SCO Prepares for Exercise; China Stretches Its Legs
By WENDELL MINNICK, TAIPEI
The Shanghai Cooperation Organization (SCO) bills its upcoming Peace Mission 2007 as a counterterrorism exercise, but analysts call it practice for putting down an uprising.
Scheduled to run Aug. 9-17 in Chelyabinsk in Russia’s Ural Mountains, the exercise will involve 4,700 Russian troops, 1,600 Chinese troops and contingents from the other SCO members: Kazakhstan, Kyrgyzstan, Tajikistan and Uzbekistan.
SCO officials say Peace Mission 2007 will see the largest-ever contingent of Chinese troops on Russian soil for an exercise. The Chinese forces will include six Air Force Ilyushin Il-76 airlifters and an Army aviation unit with 32 Mi-17 and Z-9 helicopters.
The exercise is far “too big to be a counterterrorism exercise unless they are aiming to level a small town in the process,” said Christopher Brown at the American Security Council Foundation, Washington.
SCO’s stated “Three Evils” are terrorism, separatism and religious extremism.
The scenario will involve isolating and quelling a violent insurrection, according to Vassily Kashin, research fellow at the Russian Academy of Sciences’ Institute of Far Eastern Studies, Moscow.
“In such a situation, the militaries of the smaller SCO members will control the external borders of the conflict zone, while Russian and Chinese troops will try to solve the problem. Such an operation is likely to involve thousands of personnel, warplanes, helicopters, etc.,” Kashin said.
He called this and previous joint exercises a preparation for “the worst-case scenario for Central Asia”: a large-scale uprising and civil war in one of the Central Asian republics.
“SCO members expect such a rebellion to be led by radical Islamic elements and to be at least partly supported from Afghanistan territory, possibly even by the West,” Kashin said.

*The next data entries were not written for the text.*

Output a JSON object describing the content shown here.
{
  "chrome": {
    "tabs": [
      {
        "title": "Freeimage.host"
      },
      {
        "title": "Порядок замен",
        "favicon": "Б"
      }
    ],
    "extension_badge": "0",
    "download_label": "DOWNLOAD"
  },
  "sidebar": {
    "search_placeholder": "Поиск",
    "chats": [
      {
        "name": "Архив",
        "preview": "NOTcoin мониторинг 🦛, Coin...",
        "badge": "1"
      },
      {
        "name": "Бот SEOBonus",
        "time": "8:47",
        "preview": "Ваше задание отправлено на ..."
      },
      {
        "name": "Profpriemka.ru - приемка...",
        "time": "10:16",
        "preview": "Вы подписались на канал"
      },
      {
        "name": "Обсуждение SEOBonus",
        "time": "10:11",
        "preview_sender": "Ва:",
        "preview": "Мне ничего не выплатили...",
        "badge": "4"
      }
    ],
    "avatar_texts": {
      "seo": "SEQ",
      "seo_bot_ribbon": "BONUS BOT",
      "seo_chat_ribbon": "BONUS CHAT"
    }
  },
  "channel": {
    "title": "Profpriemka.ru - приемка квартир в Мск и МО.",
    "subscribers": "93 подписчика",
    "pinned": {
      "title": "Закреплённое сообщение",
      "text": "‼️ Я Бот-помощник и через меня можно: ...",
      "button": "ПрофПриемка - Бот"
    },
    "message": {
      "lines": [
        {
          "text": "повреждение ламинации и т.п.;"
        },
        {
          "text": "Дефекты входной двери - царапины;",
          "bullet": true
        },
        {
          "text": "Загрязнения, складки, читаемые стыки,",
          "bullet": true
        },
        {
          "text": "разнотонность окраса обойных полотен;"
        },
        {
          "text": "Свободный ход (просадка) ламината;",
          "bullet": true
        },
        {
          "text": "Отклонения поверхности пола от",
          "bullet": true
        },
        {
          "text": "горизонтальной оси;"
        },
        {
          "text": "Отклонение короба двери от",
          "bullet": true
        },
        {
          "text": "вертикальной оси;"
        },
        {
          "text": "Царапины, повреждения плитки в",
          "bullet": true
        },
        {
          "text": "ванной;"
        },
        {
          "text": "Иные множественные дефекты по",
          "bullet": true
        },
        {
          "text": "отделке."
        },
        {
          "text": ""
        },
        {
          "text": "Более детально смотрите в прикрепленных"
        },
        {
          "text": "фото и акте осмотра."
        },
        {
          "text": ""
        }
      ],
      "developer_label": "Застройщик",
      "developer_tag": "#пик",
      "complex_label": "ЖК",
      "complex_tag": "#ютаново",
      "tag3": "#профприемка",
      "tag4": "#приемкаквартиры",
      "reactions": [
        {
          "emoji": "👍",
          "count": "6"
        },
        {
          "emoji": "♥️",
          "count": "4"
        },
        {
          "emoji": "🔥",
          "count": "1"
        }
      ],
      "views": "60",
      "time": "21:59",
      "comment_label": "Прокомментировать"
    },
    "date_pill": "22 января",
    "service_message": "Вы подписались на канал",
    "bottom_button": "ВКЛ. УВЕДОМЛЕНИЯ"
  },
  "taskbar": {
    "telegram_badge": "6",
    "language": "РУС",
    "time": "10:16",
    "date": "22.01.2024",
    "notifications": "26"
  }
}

The Islamist group that most concerns SCO members is the Hizb ut-Tahrir, or Party of Liberation, he said, an international pan-Islamist political party that seeks to unite the Muslim world under Islamic law. Headquartered in London, the party is believed by many to be under Western sway.
Kashin said internal instability, especially in Kyrgyzstan and Uzbekistan, is forcing SCO members to coordinate options for a military response.

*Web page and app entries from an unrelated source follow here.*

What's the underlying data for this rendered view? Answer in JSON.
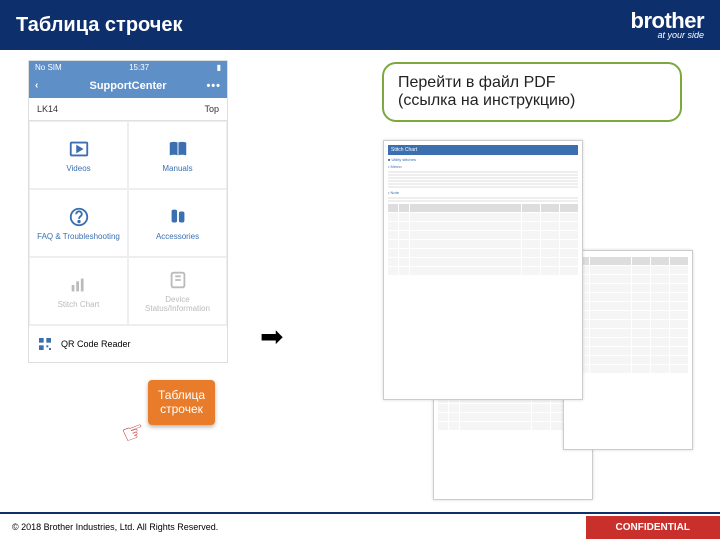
{
  "header": {
    "title": "Таблица строчек",
    "brand": "brother",
    "tagline": "at your side"
  },
  "phone": {
    "status": {
      "left": "No SIM",
      "center": "15:37",
      "right_icon": "battery-icon"
    },
    "app_title": "SupportCenter",
    "back_icon": "chevron-left-icon",
    "menu_icon": "more-icon",
    "crumb_left": "LK14",
    "crumb_right": "Top",
    "tiles": [
      {
        "label": "Videos",
        "icon": "video-icon"
      },
      {
        "label": "Manuals",
        "icon": "book-icon"
      },
      {
        "label": "FAQ & Troubleshooting",
        "icon": "question-icon"
      },
      {
        "label": "Accessories",
        "icon": "accessories-icon"
      },
      {
        "label": "Stitch Chart",
        "icon": "chart-icon",
        "dim": true
      },
      {
        "label": "Device Status/Information",
        "icon": "device-icon",
        "dim": true
      }
    ],
    "qr_label": "QR Code Reader"
  },
  "callout": {
    "line1": "Таблица",
    "line2": "строчек"
  },
  "pointer_icon": "hand-pointer-icon",
  "arrow_icon": "arrow-right-icon",
  "link_box": {
    "line1": "Перейти в файл PDF",
    "line2": "(ссылка на инструкцию)"
  },
  "pdf": {
    "heading": "Stitch Chart",
    "sub1": "Utility stitches",
    "sub2": "Memo",
    "sub3": "Note"
  },
  "footer": {
    "copyright": "© 2018 Brother Industries, Ltd. All Rights Reserved.",
    "confidential": "CONFIDENTIAL"
  }
}
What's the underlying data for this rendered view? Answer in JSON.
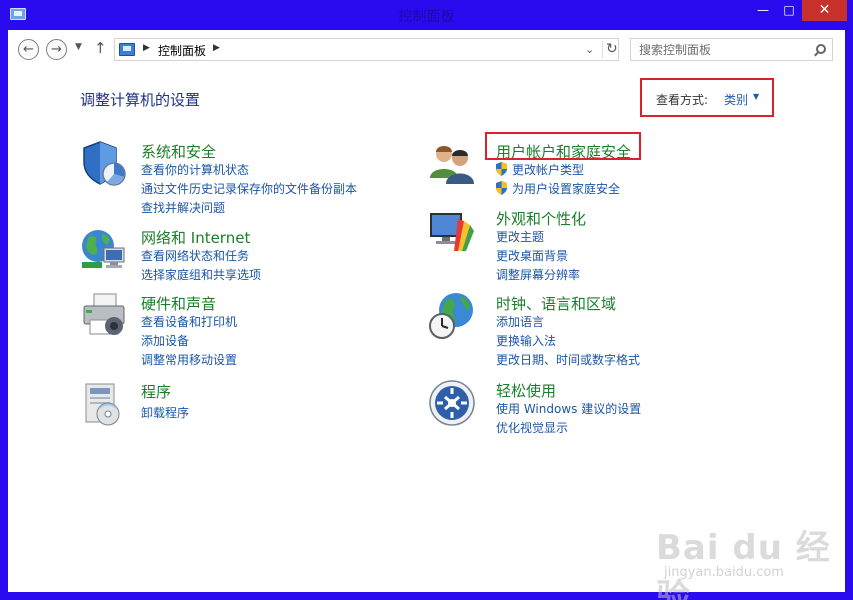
{
  "window": {
    "title": "控制面板",
    "min": "—",
    "max": "□",
    "close": "✕"
  },
  "nav": {
    "back_icon": "arrow-left-icon",
    "forward_icon": "arrow-right-icon",
    "up_icon": "arrow-up-icon",
    "address_path": "控制面板",
    "search_placeholder": "搜索控制面板"
  },
  "header": {
    "title": "调整计算机的设置",
    "view_by_label": "查看方式:",
    "view_by_value": "类别"
  },
  "categories": [
    {
      "icon": "shield-icon",
      "title": "系统和安全",
      "links": [
        "查看你的计算机状态",
        "通过文件历史记录保存你的文件备份副本",
        "查找并解决问题"
      ]
    },
    {
      "icon": "network-icon",
      "title": "网络和 Internet",
      "links": [
        "查看网络状态和任务",
        "选择家庭组和共享选项"
      ]
    },
    {
      "icon": "printer-icon",
      "title": "硬件和声音",
      "links": [
        "查看设备和打印机",
        "添加设备",
        "调整常用移动设置"
      ]
    },
    {
      "icon": "programs-icon",
      "title": "程序",
      "links": [
        "卸载程序"
      ]
    },
    {
      "icon": "users-icon",
      "title": "用户帐户和家庭安全",
      "links": [
        "更改帐户类型",
        "为用户设置家庭安全"
      ]
    },
    {
      "icon": "personalization-icon",
      "title": "外观和个性化",
      "links": [
        "更改主题",
        "更改桌面背景",
        "调整屏幕分辨率"
      ]
    },
    {
      "icon": "clock-globe-icon",
      "title": "时钟、语言和区域",
      "links": [
        "添加语言",
        "更换输入法",
        "更改日期、时间或数字格式"
      ]
    },
    {
      "icon": "ease-of-access-icon",
      "title": "轻松使用",
      "links": [
        "使用 Windows 建议的设置",
        "优化视觉显示"
      ]
    }
  ],
  "watermark": {
    "brand": "Bai du 经验",
    "url": "jingyan.baidu.com"
  },
  "colors": {
    "frame": "#2a0bf0",
    "title_green": "#1b7f2a",
    "link_blue": "#1b56a6",
    "highlight_red": "#d9222a",
    "close_red": "#c7302b"
  }
}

“In Uzbekistan, the wake-up call was the Andijon uprising in May 2005,” he said. “The authorities managed to suppress it rather brutally, but the social and economic problems which caused the uprising still remain.”
The exercise is also meant to cow China’s own people and send a signal about Beijing’s leadership, Brown said.

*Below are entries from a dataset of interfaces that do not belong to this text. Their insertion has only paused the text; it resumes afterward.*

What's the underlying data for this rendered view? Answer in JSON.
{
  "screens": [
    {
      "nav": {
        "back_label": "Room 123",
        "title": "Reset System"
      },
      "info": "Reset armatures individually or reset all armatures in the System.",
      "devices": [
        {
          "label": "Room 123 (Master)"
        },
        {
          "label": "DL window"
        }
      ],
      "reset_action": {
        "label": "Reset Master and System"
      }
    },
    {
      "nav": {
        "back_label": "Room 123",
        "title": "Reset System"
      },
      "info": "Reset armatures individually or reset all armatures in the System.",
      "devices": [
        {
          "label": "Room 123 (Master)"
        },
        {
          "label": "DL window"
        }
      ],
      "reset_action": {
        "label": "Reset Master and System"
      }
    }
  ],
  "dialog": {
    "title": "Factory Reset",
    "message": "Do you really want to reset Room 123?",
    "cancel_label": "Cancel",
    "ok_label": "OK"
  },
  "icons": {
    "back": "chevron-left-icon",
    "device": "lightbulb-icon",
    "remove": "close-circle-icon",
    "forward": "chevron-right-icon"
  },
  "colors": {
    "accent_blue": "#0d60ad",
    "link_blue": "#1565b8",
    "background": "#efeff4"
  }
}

The second stage of the exercise will be conducted in Urumqi, Xinjiang, which shows China’s importance in SCO’s leadership.
“Russia in a lot of ways is playing second fiddle. After all, why move the entire operation to another country just as it is concluding? There is really no reason to conclude in Xinjiang other than as a show of strength on the part of the Chinese,” said Brown.
The troops China is sending are from the Xinjiang Uighur Autonomous Region in northwest China, an area that shares its borders with Afghanistan, India, Kazakhstan, Kyrgyzstan, Pakistan, Russia and Tajikistan.
After the Sept. 11, 2001, attacks in the United States, Beijing began labeling the Xinjiang separatists as “terrorists,” claiming they were connected to Osama bin Laden and the Taliban.
Brown said the exercise will demonstrate China’s ability to project power overland within Asia.
“This is the first time that the ‘transformed’ Chinese military will have a chance to stretch its legs, especially in terms of transportation and logistics,” Brown said. “It should also be seen as cautionary warning for those Central Asian members of the SCO, especially as China and Russia continue to pursue the integration and improvement of land routes within the SCO under the guise of ‘improving trade.’”